Miles 20-26…these miles never feel good but they felt exceptionally terrible this time around.  Approaching mile 20, I couldn’t help but think this was “the wall”.  People talk about hitting the wall and I don’t think I ever really knew what that meant and how that felt because as I said earlier, these miles are not supposed to feel good.  It was 6 miles of repeated doubt followed by positive self talk.  I had to keep chipping away at the distance, one foot in front of the other. I knew I wasn’t going to quit but there were moments I just wanted to.  I remember just stopping around mile 24 for about 5 seconds to shake out my legs but it had nothing to do with my legs.  I needed to mentally regroup.  At mile 25 I tried to push, I wanted to finish strong and I did not want to get passed by any more females.  When I saw the finish line, I was pushing to get there but also fighting tears.  I saw my friend screaming in the crowd and I used that to fuel my final kick.
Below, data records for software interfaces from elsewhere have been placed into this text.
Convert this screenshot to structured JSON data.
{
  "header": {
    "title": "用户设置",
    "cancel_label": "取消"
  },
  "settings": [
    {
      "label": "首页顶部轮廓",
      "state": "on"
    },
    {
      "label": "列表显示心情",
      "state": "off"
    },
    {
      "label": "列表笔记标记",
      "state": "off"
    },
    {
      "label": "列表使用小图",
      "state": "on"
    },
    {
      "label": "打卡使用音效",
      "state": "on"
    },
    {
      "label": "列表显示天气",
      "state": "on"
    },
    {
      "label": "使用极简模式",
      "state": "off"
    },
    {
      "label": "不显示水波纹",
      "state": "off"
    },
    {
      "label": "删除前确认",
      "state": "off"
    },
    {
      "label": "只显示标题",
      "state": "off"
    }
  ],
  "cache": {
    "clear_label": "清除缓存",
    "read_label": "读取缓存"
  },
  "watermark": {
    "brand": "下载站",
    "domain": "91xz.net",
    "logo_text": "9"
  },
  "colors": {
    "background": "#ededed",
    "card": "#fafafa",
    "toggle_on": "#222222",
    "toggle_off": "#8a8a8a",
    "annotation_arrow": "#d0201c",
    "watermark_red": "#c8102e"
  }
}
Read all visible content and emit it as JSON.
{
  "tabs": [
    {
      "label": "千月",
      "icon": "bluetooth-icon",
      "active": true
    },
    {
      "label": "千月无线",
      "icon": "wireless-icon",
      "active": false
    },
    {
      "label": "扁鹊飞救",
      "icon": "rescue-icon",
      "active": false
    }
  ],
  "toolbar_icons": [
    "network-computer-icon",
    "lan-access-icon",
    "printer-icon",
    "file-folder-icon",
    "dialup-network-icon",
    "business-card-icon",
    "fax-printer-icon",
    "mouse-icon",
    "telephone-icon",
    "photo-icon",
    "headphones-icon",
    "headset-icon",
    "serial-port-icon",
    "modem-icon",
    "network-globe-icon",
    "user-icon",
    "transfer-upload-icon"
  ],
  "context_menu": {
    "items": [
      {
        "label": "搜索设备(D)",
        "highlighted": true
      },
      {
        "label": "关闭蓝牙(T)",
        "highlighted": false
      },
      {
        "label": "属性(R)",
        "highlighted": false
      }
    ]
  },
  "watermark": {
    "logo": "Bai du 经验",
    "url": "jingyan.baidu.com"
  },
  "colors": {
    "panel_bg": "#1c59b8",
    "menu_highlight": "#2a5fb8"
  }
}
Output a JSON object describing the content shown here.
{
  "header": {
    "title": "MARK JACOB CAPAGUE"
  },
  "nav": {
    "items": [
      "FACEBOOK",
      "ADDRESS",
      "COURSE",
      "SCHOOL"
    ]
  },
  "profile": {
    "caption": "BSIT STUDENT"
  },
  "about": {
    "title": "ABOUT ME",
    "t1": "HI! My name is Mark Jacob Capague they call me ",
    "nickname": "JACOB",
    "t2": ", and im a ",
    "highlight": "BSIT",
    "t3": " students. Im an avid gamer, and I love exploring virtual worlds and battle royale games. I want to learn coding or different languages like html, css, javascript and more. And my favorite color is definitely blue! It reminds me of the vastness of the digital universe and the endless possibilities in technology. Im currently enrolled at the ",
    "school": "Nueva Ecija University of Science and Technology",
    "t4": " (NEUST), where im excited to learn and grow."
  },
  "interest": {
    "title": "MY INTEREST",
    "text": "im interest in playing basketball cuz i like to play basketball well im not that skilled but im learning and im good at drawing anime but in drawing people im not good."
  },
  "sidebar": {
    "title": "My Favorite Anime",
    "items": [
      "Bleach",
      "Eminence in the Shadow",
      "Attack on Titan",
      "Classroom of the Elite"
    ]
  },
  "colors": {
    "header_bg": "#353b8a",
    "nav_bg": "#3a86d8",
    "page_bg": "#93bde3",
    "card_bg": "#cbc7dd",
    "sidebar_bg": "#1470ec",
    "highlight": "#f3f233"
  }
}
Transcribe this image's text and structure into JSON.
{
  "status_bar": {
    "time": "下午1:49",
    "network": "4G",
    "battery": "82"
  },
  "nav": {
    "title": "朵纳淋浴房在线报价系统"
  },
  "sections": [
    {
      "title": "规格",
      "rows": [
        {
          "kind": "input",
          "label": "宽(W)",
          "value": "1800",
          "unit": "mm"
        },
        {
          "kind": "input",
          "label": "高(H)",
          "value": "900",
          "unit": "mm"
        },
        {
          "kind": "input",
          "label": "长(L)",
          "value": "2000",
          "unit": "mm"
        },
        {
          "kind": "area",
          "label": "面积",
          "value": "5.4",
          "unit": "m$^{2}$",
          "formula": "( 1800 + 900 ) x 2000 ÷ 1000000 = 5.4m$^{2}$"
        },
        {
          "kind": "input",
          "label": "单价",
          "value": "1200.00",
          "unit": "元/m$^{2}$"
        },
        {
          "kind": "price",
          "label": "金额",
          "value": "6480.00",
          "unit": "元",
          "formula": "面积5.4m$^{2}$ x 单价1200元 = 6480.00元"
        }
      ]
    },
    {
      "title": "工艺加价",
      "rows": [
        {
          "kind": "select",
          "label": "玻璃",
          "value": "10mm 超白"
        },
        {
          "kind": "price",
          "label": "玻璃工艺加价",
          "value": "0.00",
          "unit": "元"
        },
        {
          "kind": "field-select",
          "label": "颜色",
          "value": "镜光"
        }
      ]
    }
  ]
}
When I saw my time, I was shocked impressed.  I thought I was hovering around 3:25 s0 3:19 was a blessing!  But all I could do was let out a burst of tears at the finish.  I am not much of a crier and I was not disappointed with my time so I still have not been able to process why I lost it at the finish.  The only reason I can come to is that for the last 8 miles I was fighting away those negative thoughts…You know when you bottle up a cry session and then all it takes is something so irrelevant and small to cause you to break and let it go..and when you do you feel 100 times better?  That was this.  I spent 8 miles/over an hour bottling up emotions because I knew that breaking down would just waste energy and do no good.  I fought the tears away and when the finish line came I was finally able to let it out.  Yup.  Dramatic.  But thats the marathon for you.  They don’t call it 90% mental and 10% physical for no reason so I here was 90% of mental craziness! 🙂

So…..

Did I hit the wall or was I just experiencing those dreadful last miles of a marathon?  

I didn’t think I hit the wall at Boston but the final 6 miles were a real struggle so why was this struggle worse?

I think I finally have come to conclusion and can put this to rest.  The crowds and the people.  

In Philly I had Bethany by my side for almost the entire race.  Together we helped each other fight the mental battle.  Just knowing you are not alone is, in fact, extremely empowering.  I needed Bethany and she needed me so we put out own struggles aside and focused on pushing for the other person.

 In Boston, I was struggling but the crowds and seeing my friends helped me pull through.  The energy from the crowd injects you with the motivation and confidence that you would otherwise need to muster up yourself..which can be emotionally draining and add to your already fatigued state.

 In both races, I had others to help me with that 90% mental game.  In San Francisco, that 90% fell on me.  There were not many spectators and no one along the course to help me regroup, I had to stop for a second to help myself regroup.  With Bethany by my side and the crowds in Boston, stopping was never an option. 


Despite all the complaining, this race was HUGE for me. I was reminded of the importance of those final pre-race preparation details.  I realized that my mental game needs to be a little stronger but even being fairly weak, I can still persevere.  Most importantly, I learned that a 3:15 is entirely feasible.

The bathroom stop and some moments of psyching myself out were pretty evident with those over 8 paces but I am extremely confident that those errors and tacked on time can be eliminated and lessons to be learned moving forward!

I still love this distance 🙂

1 thought on “San Francisco Marathon Race Recap”

Leave a Reply

Fill in your details below or click an icon to log in:

WordPress.com Logo

You are commenting using your WordPress.com account. Log Out / Change )

Twitter picture

You are commenting using your Twitter account. Log Out / Change )

Facebook photo

You are commenting using your Facebook account. Log Out / Change )

Google+ photo

You are commenting using your Google+ account. Log Out / Change )

Connecting to %s